No more cleaning paintbrushes

I've given up cleaning paintbrushes. And rollers. I'm doing it to help Africa.

Maybe on a big project, painting a room or two, I'd consider buying top quality brushes and rollers and cleaning them, because they do make the work easier and the finish better. But not that much better than the ones I can but for a couple of bucks now at our home hardware warehouse. I buy brushes in a pack of ten, and chuck them when I'm done.

When I was late teens my parents gave me the dream birthday gift; a little underpowered Black and Decker power drill. I asked for it because I knew I would never afford one. The other day I bought a rechargeable drill, torch and two batteries for thirty bucks. A rechargeable electric screwdriver was twelve bucks so I bought two, one for upstairs one for downstairs.

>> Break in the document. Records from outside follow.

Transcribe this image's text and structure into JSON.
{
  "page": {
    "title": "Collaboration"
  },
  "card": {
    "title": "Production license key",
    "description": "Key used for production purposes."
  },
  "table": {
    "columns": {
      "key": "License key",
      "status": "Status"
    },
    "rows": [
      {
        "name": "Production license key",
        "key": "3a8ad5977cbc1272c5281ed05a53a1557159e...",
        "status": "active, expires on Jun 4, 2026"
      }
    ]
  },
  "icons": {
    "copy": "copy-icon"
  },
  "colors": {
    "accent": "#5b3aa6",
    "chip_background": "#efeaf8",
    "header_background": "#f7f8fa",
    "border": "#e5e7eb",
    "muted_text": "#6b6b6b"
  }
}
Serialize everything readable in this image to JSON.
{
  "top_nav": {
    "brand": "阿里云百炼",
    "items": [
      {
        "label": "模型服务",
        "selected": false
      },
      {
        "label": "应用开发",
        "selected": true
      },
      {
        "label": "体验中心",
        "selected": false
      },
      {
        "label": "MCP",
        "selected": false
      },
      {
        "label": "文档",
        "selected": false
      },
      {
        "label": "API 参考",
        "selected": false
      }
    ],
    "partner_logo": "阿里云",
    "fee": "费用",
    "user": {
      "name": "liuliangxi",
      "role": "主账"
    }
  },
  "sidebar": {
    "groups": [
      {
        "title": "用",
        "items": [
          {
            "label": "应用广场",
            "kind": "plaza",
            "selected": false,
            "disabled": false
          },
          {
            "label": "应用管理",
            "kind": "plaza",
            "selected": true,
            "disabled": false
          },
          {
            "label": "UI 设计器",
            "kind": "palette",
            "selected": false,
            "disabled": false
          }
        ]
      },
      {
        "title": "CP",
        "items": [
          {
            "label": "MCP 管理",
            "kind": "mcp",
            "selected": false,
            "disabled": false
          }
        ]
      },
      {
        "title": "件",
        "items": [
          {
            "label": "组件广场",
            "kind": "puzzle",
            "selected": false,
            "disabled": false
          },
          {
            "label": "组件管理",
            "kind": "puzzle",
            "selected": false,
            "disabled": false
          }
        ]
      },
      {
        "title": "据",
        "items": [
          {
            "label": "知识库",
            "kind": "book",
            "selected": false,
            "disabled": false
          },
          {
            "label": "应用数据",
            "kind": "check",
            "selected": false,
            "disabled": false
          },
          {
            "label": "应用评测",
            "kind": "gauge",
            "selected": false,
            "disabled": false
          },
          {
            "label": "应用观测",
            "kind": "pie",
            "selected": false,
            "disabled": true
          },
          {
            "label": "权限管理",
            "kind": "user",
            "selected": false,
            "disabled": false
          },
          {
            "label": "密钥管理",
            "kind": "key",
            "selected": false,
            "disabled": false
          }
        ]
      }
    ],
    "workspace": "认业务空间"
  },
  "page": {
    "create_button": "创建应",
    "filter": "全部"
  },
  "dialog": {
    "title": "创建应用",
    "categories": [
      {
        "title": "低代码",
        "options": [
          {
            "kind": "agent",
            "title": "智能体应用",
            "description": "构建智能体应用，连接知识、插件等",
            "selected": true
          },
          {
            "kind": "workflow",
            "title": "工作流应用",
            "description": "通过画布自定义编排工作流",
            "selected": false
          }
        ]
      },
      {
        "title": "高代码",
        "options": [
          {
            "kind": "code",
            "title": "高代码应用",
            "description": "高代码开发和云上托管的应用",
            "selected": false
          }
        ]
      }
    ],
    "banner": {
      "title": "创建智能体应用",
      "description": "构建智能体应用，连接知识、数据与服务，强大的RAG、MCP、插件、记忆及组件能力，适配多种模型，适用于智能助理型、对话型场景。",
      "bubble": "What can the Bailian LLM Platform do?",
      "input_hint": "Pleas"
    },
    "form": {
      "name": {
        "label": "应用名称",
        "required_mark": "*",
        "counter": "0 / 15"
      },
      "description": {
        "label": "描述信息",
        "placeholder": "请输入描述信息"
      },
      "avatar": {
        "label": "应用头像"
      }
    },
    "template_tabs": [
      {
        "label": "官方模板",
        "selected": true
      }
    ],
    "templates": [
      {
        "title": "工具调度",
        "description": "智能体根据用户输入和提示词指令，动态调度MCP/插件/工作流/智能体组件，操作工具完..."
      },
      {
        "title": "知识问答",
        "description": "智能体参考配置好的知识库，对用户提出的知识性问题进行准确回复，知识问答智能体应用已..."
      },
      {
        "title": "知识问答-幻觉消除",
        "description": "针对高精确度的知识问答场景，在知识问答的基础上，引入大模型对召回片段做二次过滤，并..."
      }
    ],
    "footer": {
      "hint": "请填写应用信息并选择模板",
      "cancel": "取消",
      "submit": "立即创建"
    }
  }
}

A couple of years ago we finally entered the DVD age. I bought a DVD player for under a hundred bucks (little New Zealand dollars, not real green ones). At the time I marvelled at how they could build a precision laser system, servo motors and all the electronics for that. Heck you can't buy the parts for the front panel controls for that price. It died after eighteen months (my fault, I handled it too roughly and knocked the heads out of alignment, which brings up another point: it is not worth fixing anything any more). I bought another one identical: seventy bucks.

Where does it end? I understand the labour costs in China are almost negligible, but surely the materials and plant for a cordless screwdriver cost more than ten US dollars? I guess they don't. The Chinese aren't doing it to run at a loss.

So when these things used to cost me the equivalent of two hundred bucks, what was I paying the other 190 for?

And don't say "to keep people in work" because none of the industrial nations have unusually high unemployment. We still have economies, we still make a living.

Extraordinary. Where does it end?

I wrote about supposed "sweatshops" previously. China will grow to new economic levels (God help us) and the cheap labour market will move elsewhere. "But we're running out" I hear you cry. Not yet. There are plenty of busted countries standing by to pick up the business, and the Russian government and the American army are busy knocking a few more back into a ready state.

So look forward to cheap goods from Indonesia, Libya, Egypt, Russia, the middle east, the old soviet states, South America... They just have to get their shit together enough that a few of their people have a decent education, infrastructure kinda works, and corruption is under some semblance of control. The Chinese have proved you don't need English, democracy or a trustworthy legal system.

When that runs out, there's Africa. No seriously. By then a few African states might have stopped killing each other long enough to realise there is a buck to be made in a trained and peaceful workforce. Another century or so and Africa's misery just might start getting mitigated at last...


AFRICA is the continent of the future and always will be

"AFRICA is the continent of the future and always will be. That cynical quip sums up how many investors feel about the dark continent. Yes, Africa may well have vast natural resources and enormous potential, but given the political turmoil, they do not want to touch it. But this is the age of globalisation, when investors feel free to boldly go where they had not gone before. After all, places that were previously regarded as exotic, from Bulgaria to Vietnam, are integrated into the global economy. Now it may be Africa’s turn..." The Economist